The National Veterans Legal Services Program
The National Veterans Legal Services Program (NVLSP) has launched a new program through its Lawyers Serving Warriors project to provide free representation to veterans applying for a new federal disability benefit Combat‐Related Special Compensation (CRSC). CRSC is available to veterans who are medically retired for disability (either because they are on permanent disability retirement or the Temporary Disability Retirement List (TDRL). CRSC can provide a veteran with hundreds of dollars per month in additional tax‐free compensation in Addition to whatever compensation the veteran is receiving from the VA or the military department.
At the Joint Pathology Center in Maryland, researchers are investigating an important medical issue: whether shrapnel embedded in the bodies of U.S soldiers can cause chronic health problems. Many veterans, after suffering injuries from roadside bombs during their tours of duty, carry these fragments in their bodies for life. Often surgery is risky, or the fragments are too small to remove. Either way, the metallic bits may slowly disintegrate, entering the blood and reaching vital organs.

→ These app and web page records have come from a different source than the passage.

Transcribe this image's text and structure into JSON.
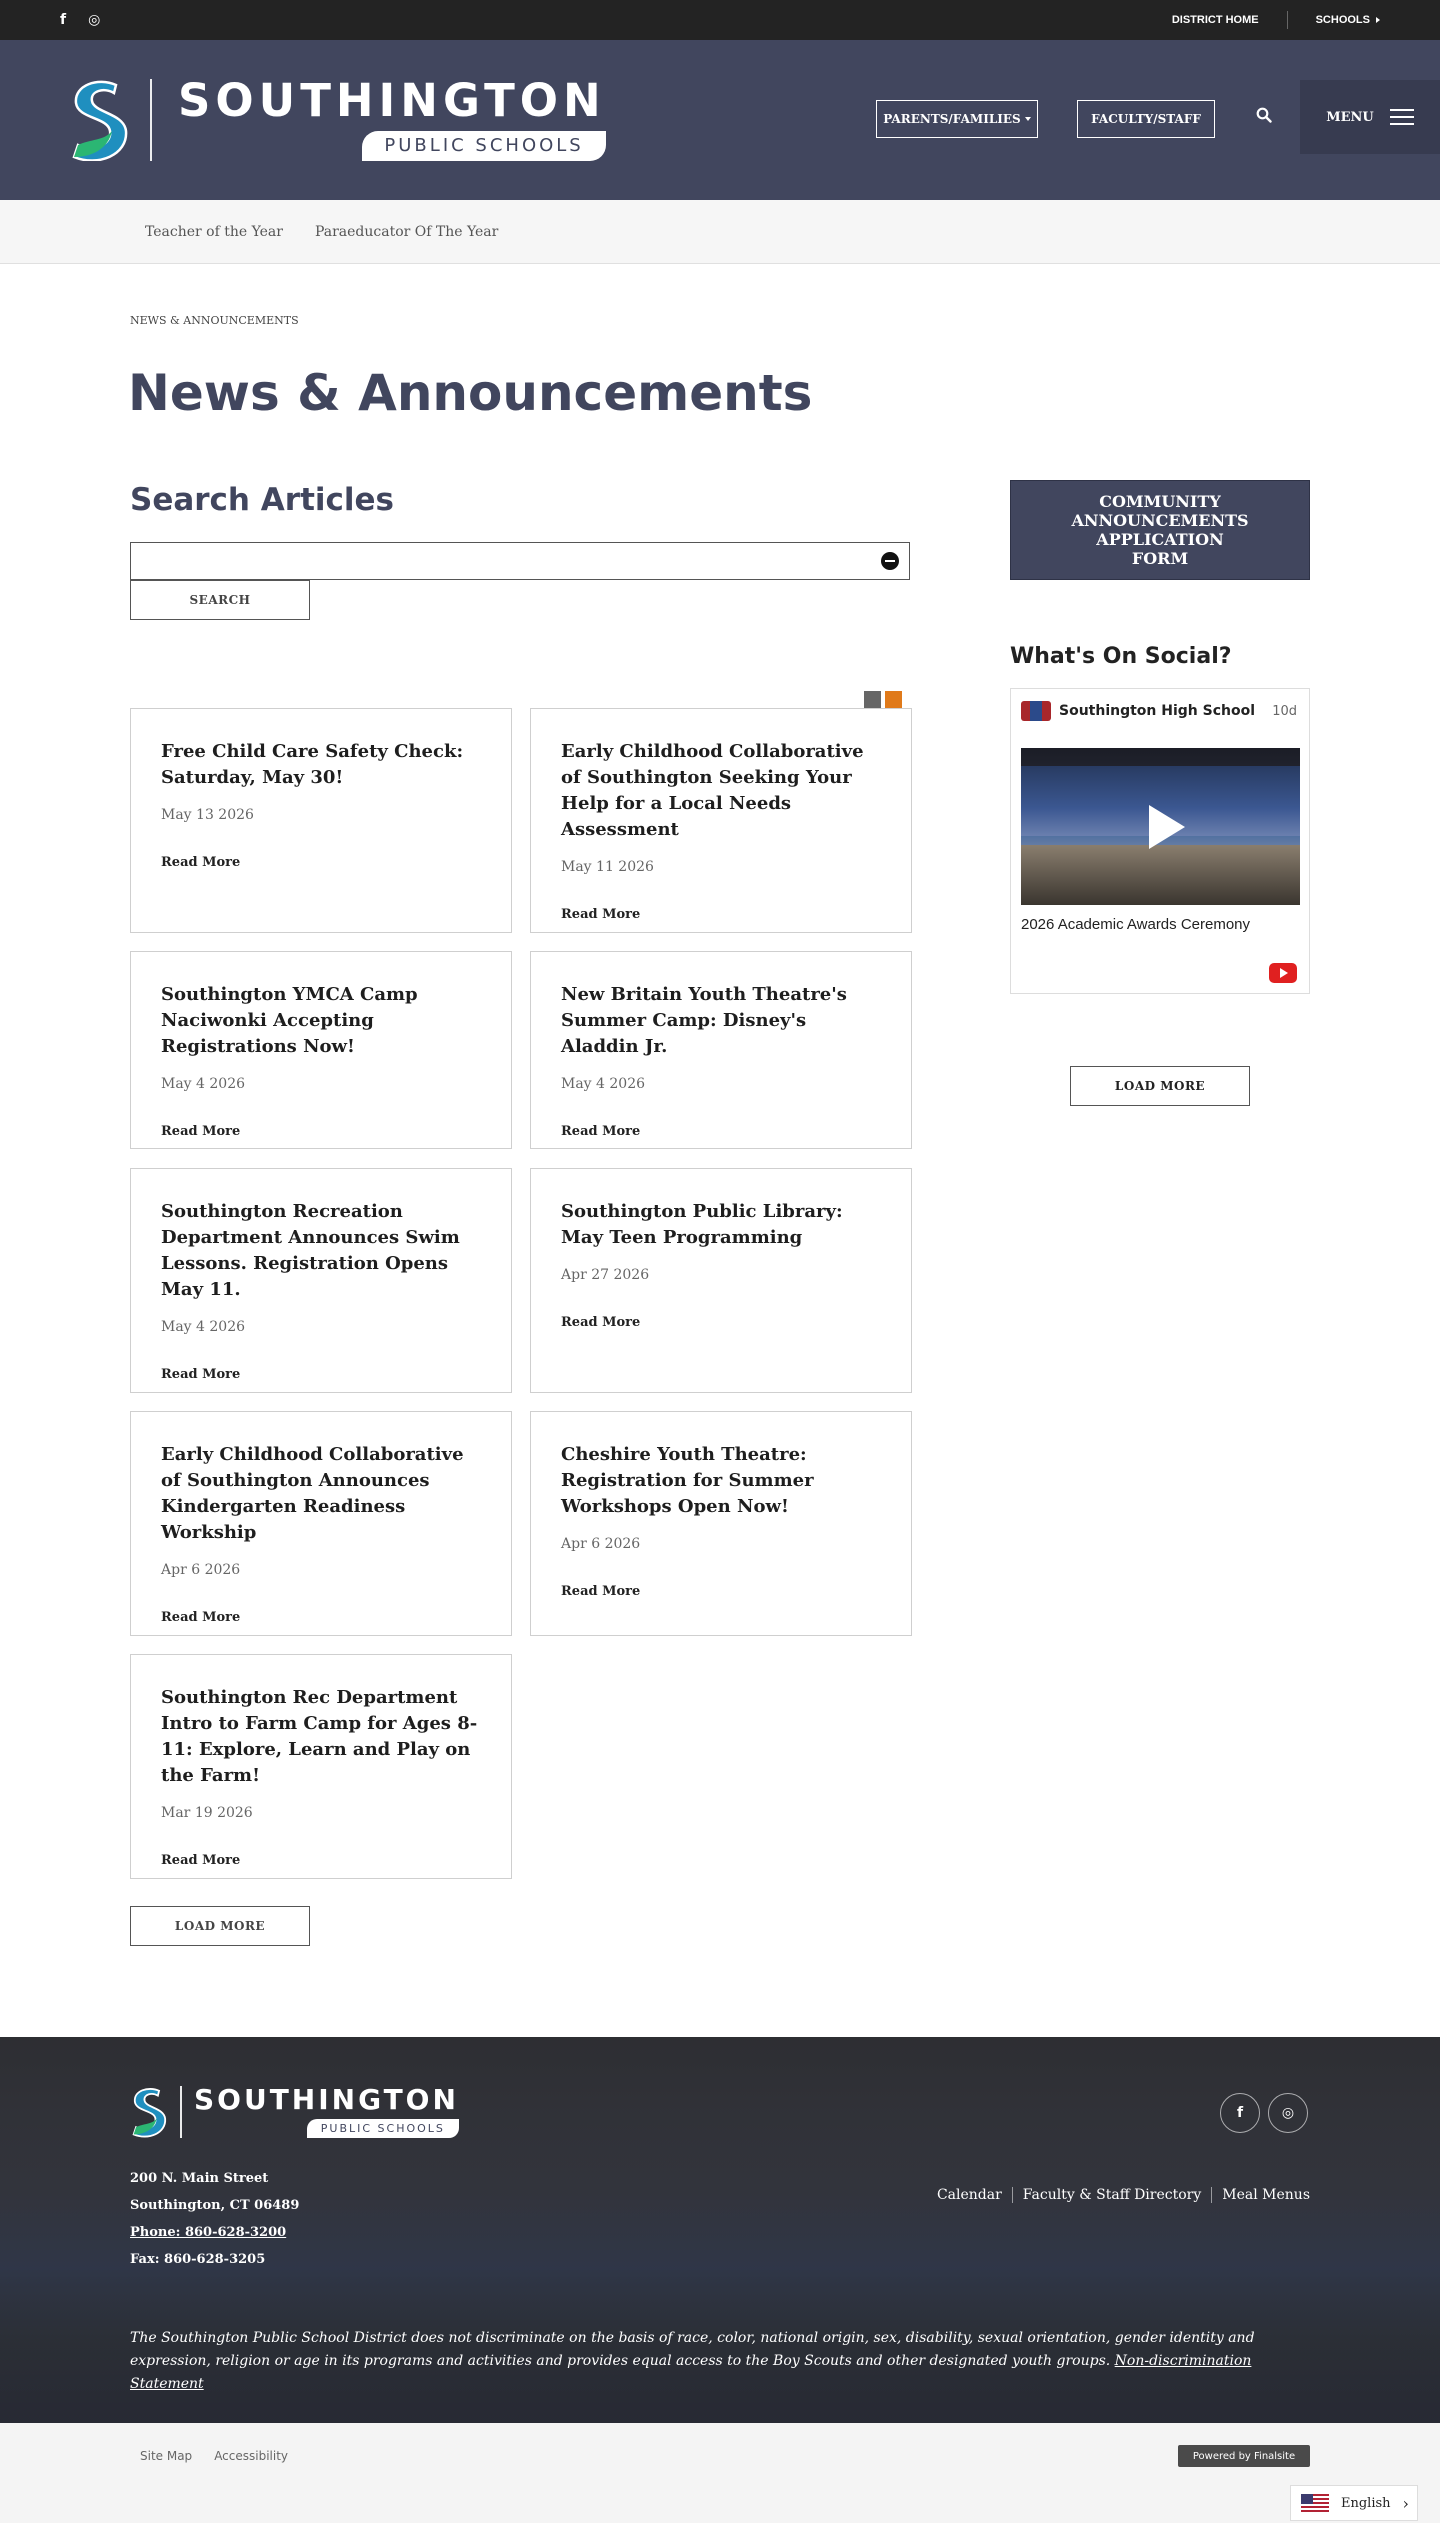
{
  "topbar": {
    "facebook_icon": "f",
    "instagram_icon": "◎",
    "district_home": "DISTRICT HOME",
    "schools": "SCHOOLS"
  },
  "header": {
    "logo_title": "SOUTHINGTON",
    "logo_subtitle": "PUBLIC SCHOOLS",
    "parents_families": "PARENTS/FAMILIES",
    "faculty_staff": "FACULTY/STAFF",
    "menu": "MENU"
  },
  "subnav": {
    "items": [
      "Teacher of the Year",
      "Paraeducator Of The Year"
    ]
  },
  "main": {
    "breadcrumb": "NEWS & ANNOUNCEMENTS",
    "title": "News & Announcements",
    "search_title": "Search Articles",
    "search_value": "",
    "search_button": "SEARCH",
    "load_more": "LOAD MORE",
    "read_more": "Read More",
    "articles": [
      {
        "title": "Free Child Care Safety Check: Saturday, May 30!",
        "date": "May 13 2026"
      },
      {
        "title": "Early Childhood Collaborative of Southington Seeking Your Help for a Local Needs Assessment",
        "date": "May 11 2026"
      },
      {
        "title": "Southington YMCA Camp Naciwonki Accepting Registrations Now!",
        "date": "May 4 2026"
      },
      {
        "title": "New Britain Youth Theatre's Summer Camp: Disney's Aladdin Jr.",
        "date": "May 4 2026"
      },
      {
        "title": "Southington Recreation Department Announces Swim Lessons. Registration Opens May 11.",
        "date": "May 4 2026"
      },
      {
        "title": "Southington Public Library: May Teen Programming",
        "date": "Apr 27 2026"
      },
      {
        "title": "Early Childhood Collaborative of Southington Announces Kindergarten Readiness Workship",
        "date": "Apr 6 2026"
      },
      {
        "title": "Cheshire Youth Theatre: Registration for Summer Workshops Open Now!",
        "date": "Apr 6 2026"
      },
      {
        "title": "Southington Rec Department Intro to Farm Camp for Ages 8-11: Explore, Learn and Play on the Farm!",
        "date": "Mar 19 2026"
      }
    ]
  },
  "sidebar": {
    "cta": "COMMUNITY ANNOUNCEMENTS APPLICATION FORM",
    "social_title": "What's On Social?",
    "post": {
      "account": "Southington High School",
      "age": "10d",
      "caption": "2026 Academic Awards Ceremony"
    },
    "load_more": "LOAD MORE"
  },
  "footer": {
    "logo_title": "SOUTHINGTON",
    "logo_subtitle": "PUBLIC SCHOOLS",
    "address_line1": "200 N. Main Street",
    "address_line2": "Southington, CT  06489",
    "phone": "Phone: 860-628-3200",
    "fax": "Fax: 860-628-3205",
    "links": [
      "Calendar",
      "Faculty & Staff Directory",
      "Meal Menus"
    ],
    "disclaimer": "The Southington Public School District does not discriminate on the basis of race, color, national origin, sex, disability, sexual orientation, gender identity and expression, religion or age in its programs and activities and provides equal access to the Boy Scouts and other designated youth groups.",
    "nondiscrimination": "Non-discrimination Statement"
  },
  "bottom": {
    "site_map": "Site Map",
    "accessibility": "Accessibility",
    "powered_by": "Powered by Finalsite",
    "language": "English",
    "language_arrow": "›"
  },
  "colors": {
    "brand_navy": "#41465e",
    "topbar": "#232323",
    "menu_box": "#373b50"
  }
}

Military doctors first became concerned about embedded shrapnel following the Gulf War in the early 1990s, when they suspected that depleted uranium from tank munitions was causing kidney damage. In 2008 the U.S Department of Veterans Affairs set up a program to monitor adverse health effects from more than a dozen metals -including lead, copper, and cadmium- found in the urine of over 8,000 shrapnel victims. Those veterans will be reanalyzed every five years for high metal concentrations and corresponding health issues, says clinical toxicologist Melissa McDiarmid of the Baltimore Veterans Affairs Medical Center. If a certain metal increases to potentially toxic levels or if X-rays reveal that fragments are dissolving, her group will suggest that the patient consult a surgeon too see if the benefits of removal outweigh the risks.
Source: Fangfei Shen, Discover Magazine
Protected Disability Rating
A rating percentage is considered “protected” once it is in place for 20 years. There would be no danger of a decreased disability rating after the 20 year mark. Veterans whose ratings have been in place for less than 20 years may be somewhat assured that there has been no improvement in the disability before requesting a new evaluation or they could risk having their disability rating reduced.
Under the Home Improvements and Structural Alterations (HISA) program, veterans with service-connected disabilities or veterans with non-service connected disabilities may receive assistance for any home improvement necessary for the continuation of treatment or for disability access to their home and essential lavatory and sanitary facilities. See your VSO for more information.